[Items from an interface collection]
★ ★ ★

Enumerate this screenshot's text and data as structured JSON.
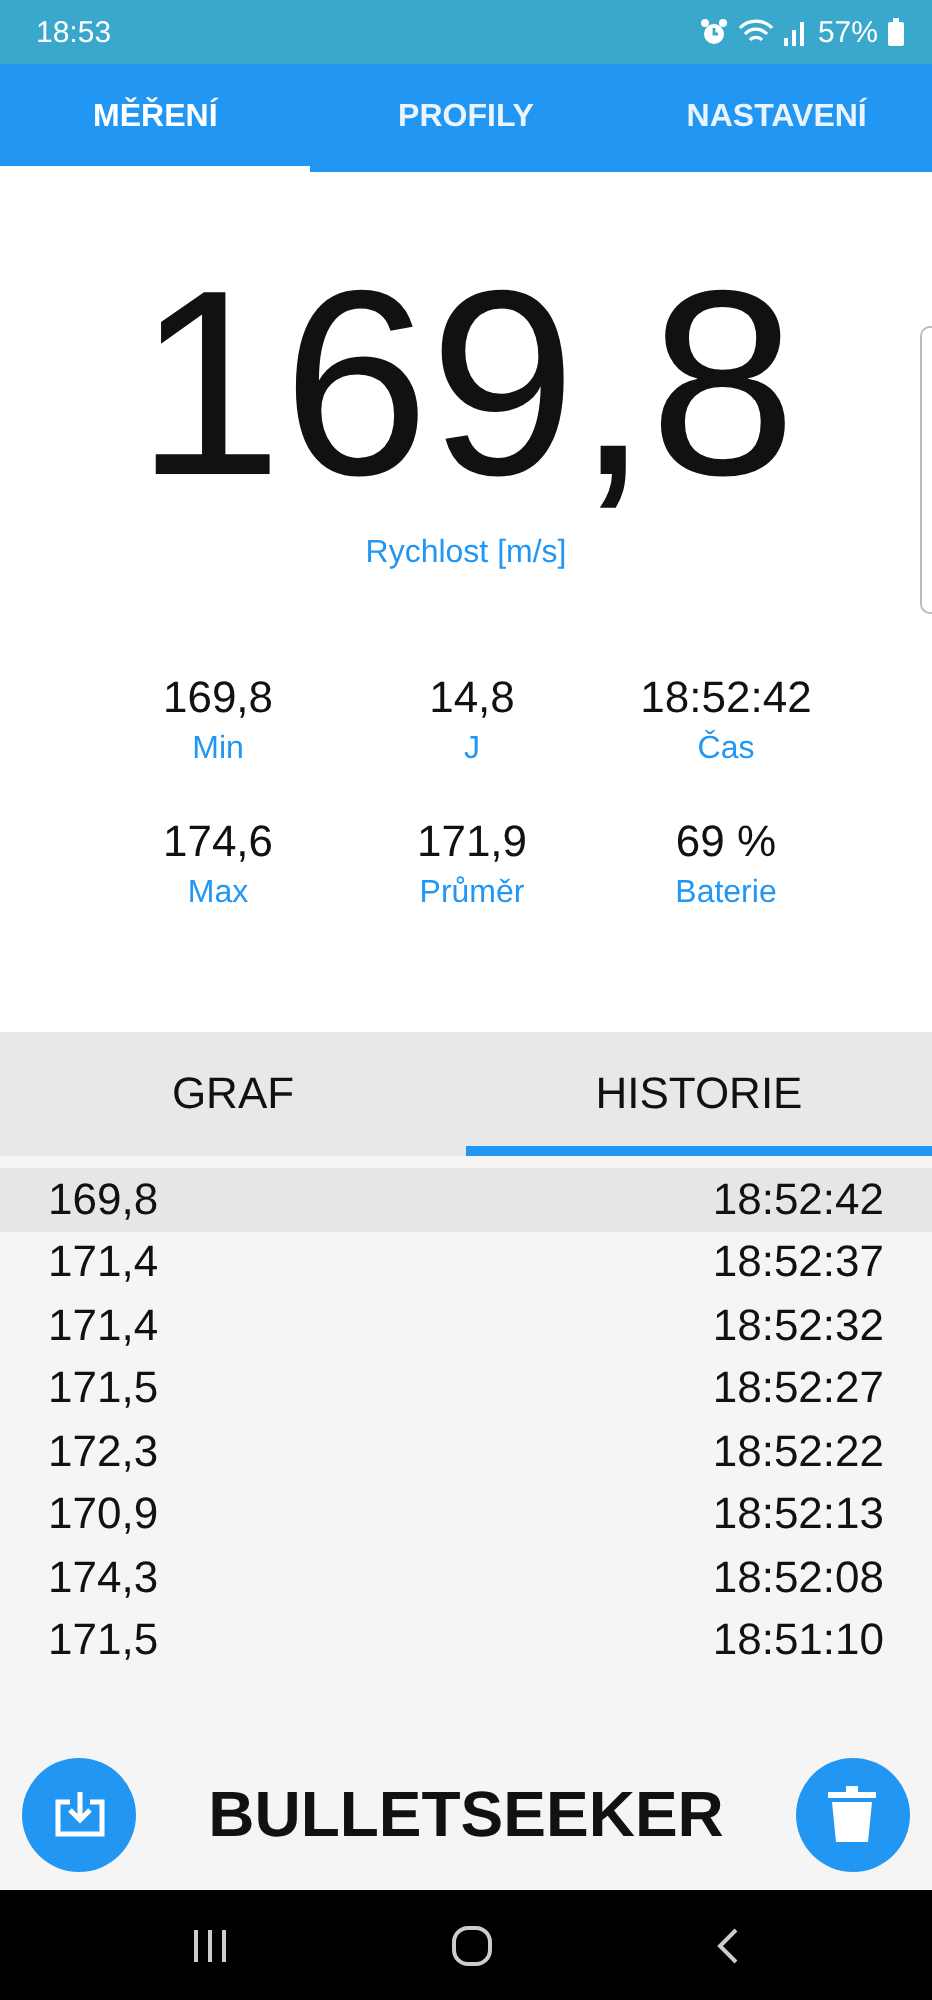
{
  "status_bar": {
    "time": "18:53",
    "battery": "57%"
  },
  "tabs": [
    {
      "label": "MĚŘENÍ",
      "selected": true
    },
    {
      "label": "PROFILY",
      "selected": false
    },
    {
      "label": "NASTAVENÍ",
      "selected": false
    }
  ],
  "reading": {
    "value": "169,8",
    "label": "Rychlost [m/s]"
  },
  "stats": [
    {
      "value": "169,8",
      "label": "Min"
    },
    {
      "value": "14,8",
      "label": "J"
    },
    {
      "value": "18:52:42",
      "label": "Čas"
    },
    {
      "value": "174,6",
      "label": "Max"
    },
    {
      "value": "171,9",
      "label": "Průměr"
    },
    {
      "value": "69 %",
      "label": "Baterie"
    }
  ],
  "subtabs": [
    {
      "label": "GRAF",
      "selected": false
    },
    {
      "label": "HISTORIE",
      "selected": true
    }
  ],
  "history": [
    {
      "speed": "169,8",
      "time": "18:52:42",
      "selected": true
    },
    {
      "speed": "171,4",
      "time": "18:52:37",
      "selected": false
    },
    {
      "speed": "171,4",
      "time": "18:52:32",
      "selected": false
    },
    {
      "speed": "171,5",
      "time": "18:52:27",
      "selected": false
    },
    {
      "speed": "172,3",
      "time": "18:52:22",
      "selected": false
    },
    {
      "speed": "170,9",
      "time": "18:52:13",
      "selected": false
    },
    {
      "speed": "174,3",
      "time": "18:52:08",
      "selected": false
    },
    {
      "speed": "171,5",
      "time": "18:51:10",
      "selected": false
    }
  ],
  "footer": {
    "title": "BULLETSEEKER"
  }
}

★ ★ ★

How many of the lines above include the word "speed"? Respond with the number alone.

#### WRITTEN REPLY:
8